- Sanitation and hygiene practices: Proper sanitation and hygiene practices should be implemented to prevent contamination of food products. This includes regularly cleaning and sanitising equipment, surfaces, and hands and ensuring employees follow good hygiene practices.
- Temperature control: Bacteria thrive in warm temperatures, so controlling the temperature of food products during processing and storage is important to prevent the growth of bacteria. Food should be stored at appropriate temperatures and cooked to the proper temperature to kill any bacteria present.
3. pH control: Some bacteria thrive in acidic environments, while others prefer alkaline environments. Controlling the pH of food products can help prevent the growth of bacteria.
4. Antibacterial treatments: Antibacterial treatments can be used on equipment and surfaces to kill bacteria and prevent their spread.
5. Use of preservatives: Certain preservatives can be added to food products to prevent the growth of bacteria.
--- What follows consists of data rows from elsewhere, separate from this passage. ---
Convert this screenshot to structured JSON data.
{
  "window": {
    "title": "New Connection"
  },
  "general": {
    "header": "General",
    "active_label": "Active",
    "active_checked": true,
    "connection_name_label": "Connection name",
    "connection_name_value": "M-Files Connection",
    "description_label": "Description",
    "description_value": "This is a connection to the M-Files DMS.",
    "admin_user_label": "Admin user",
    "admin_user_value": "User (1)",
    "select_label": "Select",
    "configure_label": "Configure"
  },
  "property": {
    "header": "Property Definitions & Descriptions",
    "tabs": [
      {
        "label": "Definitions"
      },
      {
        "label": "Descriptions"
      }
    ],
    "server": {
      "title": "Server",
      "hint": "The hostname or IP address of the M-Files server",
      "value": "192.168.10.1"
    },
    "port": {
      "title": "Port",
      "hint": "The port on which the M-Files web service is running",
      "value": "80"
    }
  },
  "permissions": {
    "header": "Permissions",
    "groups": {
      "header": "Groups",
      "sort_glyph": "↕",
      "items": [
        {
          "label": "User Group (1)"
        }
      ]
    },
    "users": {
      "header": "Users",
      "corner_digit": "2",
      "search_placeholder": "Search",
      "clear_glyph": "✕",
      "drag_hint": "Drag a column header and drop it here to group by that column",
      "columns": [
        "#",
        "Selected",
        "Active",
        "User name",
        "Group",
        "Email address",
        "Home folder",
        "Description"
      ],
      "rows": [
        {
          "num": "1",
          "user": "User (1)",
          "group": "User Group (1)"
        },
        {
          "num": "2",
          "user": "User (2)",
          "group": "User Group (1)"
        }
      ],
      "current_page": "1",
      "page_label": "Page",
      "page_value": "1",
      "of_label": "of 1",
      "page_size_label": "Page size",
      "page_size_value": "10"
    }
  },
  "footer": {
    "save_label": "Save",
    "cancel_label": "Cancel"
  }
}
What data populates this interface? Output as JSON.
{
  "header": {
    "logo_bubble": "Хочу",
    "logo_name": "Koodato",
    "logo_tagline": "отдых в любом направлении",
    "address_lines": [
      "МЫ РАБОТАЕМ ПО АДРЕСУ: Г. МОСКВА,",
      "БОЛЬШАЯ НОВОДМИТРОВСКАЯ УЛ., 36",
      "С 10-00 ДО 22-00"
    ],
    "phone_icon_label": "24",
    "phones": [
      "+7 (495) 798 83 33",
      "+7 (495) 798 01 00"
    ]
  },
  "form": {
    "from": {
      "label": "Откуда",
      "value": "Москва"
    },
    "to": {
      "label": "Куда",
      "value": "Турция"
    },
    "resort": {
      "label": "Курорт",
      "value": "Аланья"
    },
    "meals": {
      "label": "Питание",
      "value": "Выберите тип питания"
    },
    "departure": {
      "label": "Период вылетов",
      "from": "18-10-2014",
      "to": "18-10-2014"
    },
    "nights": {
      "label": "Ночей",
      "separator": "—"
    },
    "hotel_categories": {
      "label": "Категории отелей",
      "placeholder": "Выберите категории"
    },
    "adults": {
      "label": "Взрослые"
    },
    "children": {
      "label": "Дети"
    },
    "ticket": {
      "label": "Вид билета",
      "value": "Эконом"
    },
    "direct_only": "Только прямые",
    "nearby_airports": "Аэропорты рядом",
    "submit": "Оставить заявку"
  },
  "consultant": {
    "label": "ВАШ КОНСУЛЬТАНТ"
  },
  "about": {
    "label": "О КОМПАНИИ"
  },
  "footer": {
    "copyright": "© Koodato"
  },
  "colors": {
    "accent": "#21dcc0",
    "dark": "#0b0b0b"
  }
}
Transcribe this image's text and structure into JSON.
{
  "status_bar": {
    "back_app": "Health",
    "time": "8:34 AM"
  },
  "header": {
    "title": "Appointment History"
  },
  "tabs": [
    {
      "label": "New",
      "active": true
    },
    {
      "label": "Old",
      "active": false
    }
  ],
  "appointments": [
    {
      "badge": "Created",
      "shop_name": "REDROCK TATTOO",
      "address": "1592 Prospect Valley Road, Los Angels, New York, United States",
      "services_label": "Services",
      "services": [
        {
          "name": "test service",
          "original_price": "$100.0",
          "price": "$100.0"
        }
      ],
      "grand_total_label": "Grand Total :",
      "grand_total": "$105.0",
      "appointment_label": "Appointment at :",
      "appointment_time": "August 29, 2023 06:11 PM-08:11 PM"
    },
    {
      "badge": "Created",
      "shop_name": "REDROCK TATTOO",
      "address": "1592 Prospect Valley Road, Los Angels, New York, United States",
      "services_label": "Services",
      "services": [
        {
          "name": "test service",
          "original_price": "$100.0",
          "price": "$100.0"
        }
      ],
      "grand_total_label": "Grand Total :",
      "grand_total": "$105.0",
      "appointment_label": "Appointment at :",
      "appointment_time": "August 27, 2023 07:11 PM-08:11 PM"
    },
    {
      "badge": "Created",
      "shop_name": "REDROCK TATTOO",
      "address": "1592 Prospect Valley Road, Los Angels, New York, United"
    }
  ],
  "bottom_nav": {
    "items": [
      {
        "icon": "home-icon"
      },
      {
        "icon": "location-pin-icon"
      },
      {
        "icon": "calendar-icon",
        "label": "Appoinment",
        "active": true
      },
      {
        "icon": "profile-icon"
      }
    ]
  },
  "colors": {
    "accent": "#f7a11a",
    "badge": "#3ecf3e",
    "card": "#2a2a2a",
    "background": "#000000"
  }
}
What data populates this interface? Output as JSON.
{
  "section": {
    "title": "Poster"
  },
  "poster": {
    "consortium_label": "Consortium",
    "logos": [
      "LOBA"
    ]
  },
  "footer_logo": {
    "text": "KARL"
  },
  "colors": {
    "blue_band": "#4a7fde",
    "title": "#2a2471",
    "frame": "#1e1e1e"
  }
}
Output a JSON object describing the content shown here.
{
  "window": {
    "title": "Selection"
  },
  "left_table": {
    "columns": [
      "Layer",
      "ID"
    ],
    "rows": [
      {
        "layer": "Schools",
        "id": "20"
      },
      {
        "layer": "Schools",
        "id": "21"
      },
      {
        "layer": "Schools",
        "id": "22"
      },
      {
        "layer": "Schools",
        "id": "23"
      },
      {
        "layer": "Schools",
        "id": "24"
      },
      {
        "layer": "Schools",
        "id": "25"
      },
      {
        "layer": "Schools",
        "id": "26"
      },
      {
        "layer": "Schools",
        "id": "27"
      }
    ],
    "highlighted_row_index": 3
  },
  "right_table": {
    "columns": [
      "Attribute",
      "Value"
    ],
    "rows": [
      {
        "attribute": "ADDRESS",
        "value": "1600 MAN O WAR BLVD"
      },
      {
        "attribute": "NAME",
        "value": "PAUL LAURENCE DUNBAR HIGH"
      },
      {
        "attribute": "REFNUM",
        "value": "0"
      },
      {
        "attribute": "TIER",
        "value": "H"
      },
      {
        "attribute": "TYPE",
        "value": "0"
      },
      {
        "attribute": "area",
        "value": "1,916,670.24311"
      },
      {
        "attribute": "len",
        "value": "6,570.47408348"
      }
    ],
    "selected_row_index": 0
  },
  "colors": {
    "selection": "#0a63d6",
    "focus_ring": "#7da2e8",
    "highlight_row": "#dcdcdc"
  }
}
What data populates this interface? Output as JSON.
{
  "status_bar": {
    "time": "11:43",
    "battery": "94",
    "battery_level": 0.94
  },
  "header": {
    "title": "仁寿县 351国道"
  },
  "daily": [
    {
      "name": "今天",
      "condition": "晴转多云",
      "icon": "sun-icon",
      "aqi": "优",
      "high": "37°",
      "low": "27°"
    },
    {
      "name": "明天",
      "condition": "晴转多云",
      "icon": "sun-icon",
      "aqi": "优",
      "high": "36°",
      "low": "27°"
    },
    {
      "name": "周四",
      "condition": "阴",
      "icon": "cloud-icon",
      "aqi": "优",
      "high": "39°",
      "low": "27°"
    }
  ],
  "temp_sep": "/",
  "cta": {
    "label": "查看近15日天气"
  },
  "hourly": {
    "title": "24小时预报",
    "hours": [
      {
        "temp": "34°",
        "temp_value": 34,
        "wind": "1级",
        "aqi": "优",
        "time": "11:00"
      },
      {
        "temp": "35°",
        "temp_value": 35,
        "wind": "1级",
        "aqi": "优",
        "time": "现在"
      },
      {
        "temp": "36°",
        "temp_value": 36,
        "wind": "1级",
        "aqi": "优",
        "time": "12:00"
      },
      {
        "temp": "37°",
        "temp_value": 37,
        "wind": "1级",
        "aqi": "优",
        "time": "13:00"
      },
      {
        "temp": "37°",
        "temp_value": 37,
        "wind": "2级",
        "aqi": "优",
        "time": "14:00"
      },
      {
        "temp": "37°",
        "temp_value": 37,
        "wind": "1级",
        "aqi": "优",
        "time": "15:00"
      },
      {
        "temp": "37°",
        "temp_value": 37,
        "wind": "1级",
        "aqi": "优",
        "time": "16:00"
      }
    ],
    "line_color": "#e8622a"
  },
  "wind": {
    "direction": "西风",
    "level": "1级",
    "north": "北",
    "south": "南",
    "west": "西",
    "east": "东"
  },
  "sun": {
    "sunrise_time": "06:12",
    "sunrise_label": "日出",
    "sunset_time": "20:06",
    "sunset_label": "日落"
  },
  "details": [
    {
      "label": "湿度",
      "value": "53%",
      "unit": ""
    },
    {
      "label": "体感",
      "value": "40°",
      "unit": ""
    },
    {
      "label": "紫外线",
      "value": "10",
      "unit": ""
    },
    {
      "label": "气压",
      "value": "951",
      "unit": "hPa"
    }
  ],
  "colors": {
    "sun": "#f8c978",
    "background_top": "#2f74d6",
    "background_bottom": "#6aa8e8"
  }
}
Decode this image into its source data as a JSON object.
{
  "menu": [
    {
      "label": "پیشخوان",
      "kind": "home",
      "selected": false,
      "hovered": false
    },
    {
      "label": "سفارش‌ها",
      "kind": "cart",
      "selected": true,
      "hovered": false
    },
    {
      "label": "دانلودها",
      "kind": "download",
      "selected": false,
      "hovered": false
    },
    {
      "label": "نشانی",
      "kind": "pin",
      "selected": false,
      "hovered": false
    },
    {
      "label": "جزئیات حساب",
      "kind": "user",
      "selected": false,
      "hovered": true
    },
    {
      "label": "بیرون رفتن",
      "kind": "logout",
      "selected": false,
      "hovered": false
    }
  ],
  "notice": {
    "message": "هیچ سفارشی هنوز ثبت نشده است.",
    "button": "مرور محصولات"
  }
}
6. Hazard Analysis and Critical Control Points (HACCP) plan: A HACCP plan is a preventative approach to food safety that identifies potential hazards and implements controls to prevent them.
Conclusion: Gram Positive and Gram Negative
In conclusion, understanding the differences between gram-negative and gram-positive bacteria is crucial for maintaining food safety in the food processing industry. Gram-negative bacteria have an outer membrane, are more resistant to antibiotics, and produce endotoxins and exotoxins that can cause foodborne illness. Meanwhile, gram-positive bacteria have a thick layer of peptidoglycan and teichoic acid, produce enterotoxins and neurotoxins, and are susceptible to some antibiotics. Effective control measures, such as proper sanitation, hygiene, temperature control, and the use of food preservatives and antimicrobial agents, can help prevent the growth of both types of bacteria and ensure high standards of quality and safety in the food supply chain.